Even before President Obama chose Sonia Sotomayor for the Supreme Court, he let it be known that he was looking for a justice with, among other things, something called 'empathy.'
By that, he said, he meant someone who understands "ordinary Americans so that everybody is heard." And that quality, we can infer, comes largely from life experience and background. Ipso facto, Sotomayor's up-by-the-bootstraps life story could well make her a more empathetic justice.
It's a notion that clearly horrifies conservatives. "It opens a grand debate of the president's own making," Manuel Miranda, chairman of the Third Branch Conference, told me. For conservative purists, empathy is all about feelings, which have no place in the law. It's also about experiences-even ethnicity-which should also have no place in the law.
As a defiant Justice Antonin Scalia said in 2007, "…just as there is no 'Catholic' way to cook a hamburger, I am hard-pressed to tell you of a single opinion of mine that would have come out differently if I were not Catholic." And I'm sure he's telling the truth.
But there's more to it than that. If empathy means you "understand what other people are thinking," says one senior White House advisor, "…you would think you would want a judge with empathy." That's also true.

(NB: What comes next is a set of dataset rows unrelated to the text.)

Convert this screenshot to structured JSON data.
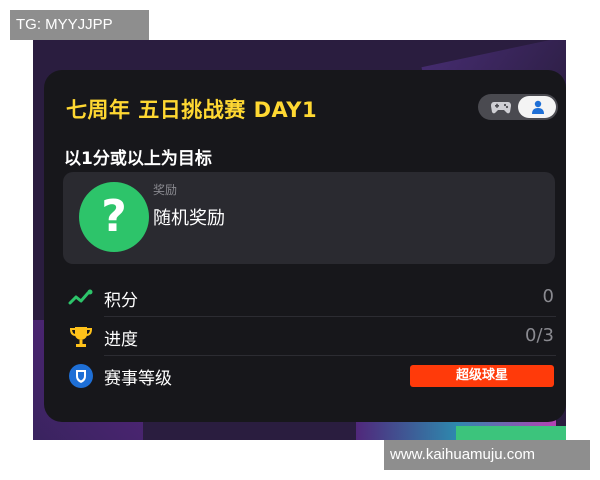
{
  "watermarks": {
    "top_left": "TG: MYYJJPP",
    "bottom_right": "www.kaihuamuju.com"
  },
  "card": {
    "title": "七周年 五日挑战赛 DAY1",
    "subtitle": "以1分或以上为目标",
    "toggle": {
      "left_icon": "gamepad-icon",
      "right_icon": "person-icon",
      "selected": "person"
    },
    "reward": {
      "label": "奖励",
      "name": "随机奖励",
      "icon": "question-mark-icon"
    },
    "rows": [
      {
        "icon": "trend-icon",
        "label": "积分",
        "value": "0"
      },
      {
        "icon": "trophy-icon",
        "label": "进度",
        "value": "0/3"
      },
      {
        "icon": "shield-icon",
        "label": "赛事等级",
        "badge": "超级球星"
      }
    ]
  },
  "colors": {
    "title": "#ffd832",
    "reward_circle": "#2dc46a",
    "badge": "#ff3a0a",
    "card_bg": "#17171b"
  }
}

So here are the questions: Can a justice have empathy and still rule dispassionately on the law? Or does empathy so control – and even corrode - our nature that it affects every intellectual argument? Or, conversely, would judicial decisions actually benefit from a dose of empathy?
The rap against Sotomayor on the empathy front is that she's over-the-top. The alleged proof of this is a statement she made at a symposium in 2001 arguing that a "wise Latina woman with the richness of her experiences would more often than not reach a better conclusion than a white male who has lived that life." It was silly, to be sure, and more than a tad self-serving.
And when she was asked about it by the White House team, according to a senior advisor, she explained her answer by saying that "her life experiences" impact "how she sees facts that come before her as a judge." Not to mention the fact that she also pointed out that the landmark civil rights decision Brown vs. Board of Education was made by an all-white, all-male court.
No one can pretend that using the word "better" to describe the Latina woman's legal conclusions was a good idea; it wasn't. But how can anyone argue with the notion that who we are affects - in one way or another - how we view things? And on a collegial, multi-member court, isn't that diversity of experience a good thing?
Just ask conservative Justice Samuel Alito. When testifying at his own confirmation hearings, he was all about empathy. "…[W]hen a case comes before me involving, let's say, someone who is an immigrant…I can't help but think of my own ancestors, because it wasn't that long ago when they were in that position." Conservatives found no objection when Alito described his own brand of empathy.
And ask the more liberal Justice Ruth Bader Ginsburg, who recently told USA Today of her concerns about the male-ness of the court during a recent case involving a 13-year-old girl who had been strip-searched in an Arizona school when officials were looking for drugs. "They have never been a 13-year-old girl," she said. "It's a very sensitive age for a girl. I don't think that my colleagues, some of them, quite understood."
And then there's this: Can anyone point to a pattern in Sotomayor's opinions which are based more on 'empathy' than the law? Of course not.
And that's precisely the point: Unless Sotomayor's opponents can succeed in using her judicial record to portray her as a passionate, wild-eyed judge who depends more on emotion more than legal precedent, they're in for a tough time.
If they think empathy is a dirty word, they'll have to convince the American public.